Primordial mass segregation in simulations of star formation?
We take the end result of smoothed particle hydrodynamics (SPH) simulations of star formation which include feedback from photoionization and stellar winds and evolve them for a further 10 Myr using N-body simulations. We compare the evolution of each simulation to a control run without feedback, and to a run with photoionization feedback only. In common with previous work, we find that the presence of feedback prevents the runaway growth of massive stars, and the resulting star-forming regions are less dense, and preserve their initial substructure for longer. The addition of stellar winds to the feedback produces only marginal differences compared to the simulations with just photoionization feedback. We search for mass segregation at different stages in the simulations; before feedback is switched on in the SPH runs, at the end of the SPH runs (before N-body integration) and during the N-body evolution. Whether a simulation is primordially mass segregated (i.e. before dynamical evolution) depends extensively on how mass segregation is defined, and different methods for measuring mass segregation give apparently contradictory results. Primordial mass segregation is also less common in the simulations when star formation occurs under the influence of feedback. Further dynamical mass segregation can also take place during the subsequent (gas-free) dynamical evolution.

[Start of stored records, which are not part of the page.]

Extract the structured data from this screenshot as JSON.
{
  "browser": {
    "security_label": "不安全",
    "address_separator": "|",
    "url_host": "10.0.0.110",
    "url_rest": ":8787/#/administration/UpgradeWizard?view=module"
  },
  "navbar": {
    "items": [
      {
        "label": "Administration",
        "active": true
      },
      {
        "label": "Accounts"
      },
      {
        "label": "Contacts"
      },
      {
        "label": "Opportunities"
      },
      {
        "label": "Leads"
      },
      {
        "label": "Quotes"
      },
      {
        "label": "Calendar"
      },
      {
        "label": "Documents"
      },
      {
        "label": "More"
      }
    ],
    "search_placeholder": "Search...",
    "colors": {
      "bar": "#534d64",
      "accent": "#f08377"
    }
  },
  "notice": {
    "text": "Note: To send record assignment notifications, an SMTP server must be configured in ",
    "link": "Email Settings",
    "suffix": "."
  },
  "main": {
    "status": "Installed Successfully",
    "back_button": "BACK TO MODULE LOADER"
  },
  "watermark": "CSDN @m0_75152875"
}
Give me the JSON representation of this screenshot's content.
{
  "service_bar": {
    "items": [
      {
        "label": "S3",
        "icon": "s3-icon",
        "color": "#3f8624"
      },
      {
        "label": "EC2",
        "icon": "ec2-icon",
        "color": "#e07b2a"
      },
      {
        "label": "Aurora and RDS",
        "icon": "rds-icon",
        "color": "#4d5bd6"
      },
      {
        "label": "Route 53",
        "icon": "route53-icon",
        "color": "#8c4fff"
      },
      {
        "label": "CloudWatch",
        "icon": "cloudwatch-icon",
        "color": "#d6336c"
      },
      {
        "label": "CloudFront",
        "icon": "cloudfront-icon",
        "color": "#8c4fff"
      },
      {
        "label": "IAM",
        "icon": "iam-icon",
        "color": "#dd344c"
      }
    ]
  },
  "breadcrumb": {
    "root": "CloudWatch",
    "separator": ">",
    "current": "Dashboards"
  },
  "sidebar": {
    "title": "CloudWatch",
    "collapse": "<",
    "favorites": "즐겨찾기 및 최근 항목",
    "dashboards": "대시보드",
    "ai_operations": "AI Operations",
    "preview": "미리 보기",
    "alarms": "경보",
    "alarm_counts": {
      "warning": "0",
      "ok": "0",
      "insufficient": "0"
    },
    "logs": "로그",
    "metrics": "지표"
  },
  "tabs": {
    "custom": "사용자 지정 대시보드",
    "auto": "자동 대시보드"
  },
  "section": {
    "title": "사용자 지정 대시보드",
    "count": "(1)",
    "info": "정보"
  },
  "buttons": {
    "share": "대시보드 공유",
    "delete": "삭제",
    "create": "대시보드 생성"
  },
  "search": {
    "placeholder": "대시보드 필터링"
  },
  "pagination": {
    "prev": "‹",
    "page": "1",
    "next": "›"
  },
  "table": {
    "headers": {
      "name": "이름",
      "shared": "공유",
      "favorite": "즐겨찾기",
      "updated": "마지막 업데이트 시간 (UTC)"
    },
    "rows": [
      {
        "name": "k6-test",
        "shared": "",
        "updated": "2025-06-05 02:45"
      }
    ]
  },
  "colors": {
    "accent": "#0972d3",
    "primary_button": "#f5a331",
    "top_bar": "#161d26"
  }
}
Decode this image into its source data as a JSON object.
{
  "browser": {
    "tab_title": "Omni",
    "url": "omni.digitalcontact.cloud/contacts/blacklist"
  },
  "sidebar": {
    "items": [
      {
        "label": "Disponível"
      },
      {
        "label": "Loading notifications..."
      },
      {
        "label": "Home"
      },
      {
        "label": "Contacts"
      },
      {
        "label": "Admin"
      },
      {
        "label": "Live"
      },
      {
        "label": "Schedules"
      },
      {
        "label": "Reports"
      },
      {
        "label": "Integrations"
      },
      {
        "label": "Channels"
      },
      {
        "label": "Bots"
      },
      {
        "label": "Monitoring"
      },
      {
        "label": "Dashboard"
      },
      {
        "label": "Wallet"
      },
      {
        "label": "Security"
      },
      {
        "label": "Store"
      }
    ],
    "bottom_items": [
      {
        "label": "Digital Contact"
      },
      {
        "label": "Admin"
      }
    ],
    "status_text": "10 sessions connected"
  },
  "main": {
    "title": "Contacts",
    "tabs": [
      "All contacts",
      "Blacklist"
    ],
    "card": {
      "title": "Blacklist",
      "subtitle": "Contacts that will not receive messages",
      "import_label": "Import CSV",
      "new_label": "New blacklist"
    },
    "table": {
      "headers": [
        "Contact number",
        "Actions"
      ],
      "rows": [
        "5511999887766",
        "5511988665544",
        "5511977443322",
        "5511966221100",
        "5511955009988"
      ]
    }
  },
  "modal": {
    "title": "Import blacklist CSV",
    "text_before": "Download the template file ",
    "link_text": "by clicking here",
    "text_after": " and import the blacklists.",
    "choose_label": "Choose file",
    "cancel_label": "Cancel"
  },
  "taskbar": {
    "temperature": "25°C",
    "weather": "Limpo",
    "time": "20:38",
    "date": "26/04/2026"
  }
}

Taken together, our results suggest that extreme caution should be exercised when interpreting the spatial distribution of massive stars relative to low-mass stars in simulations.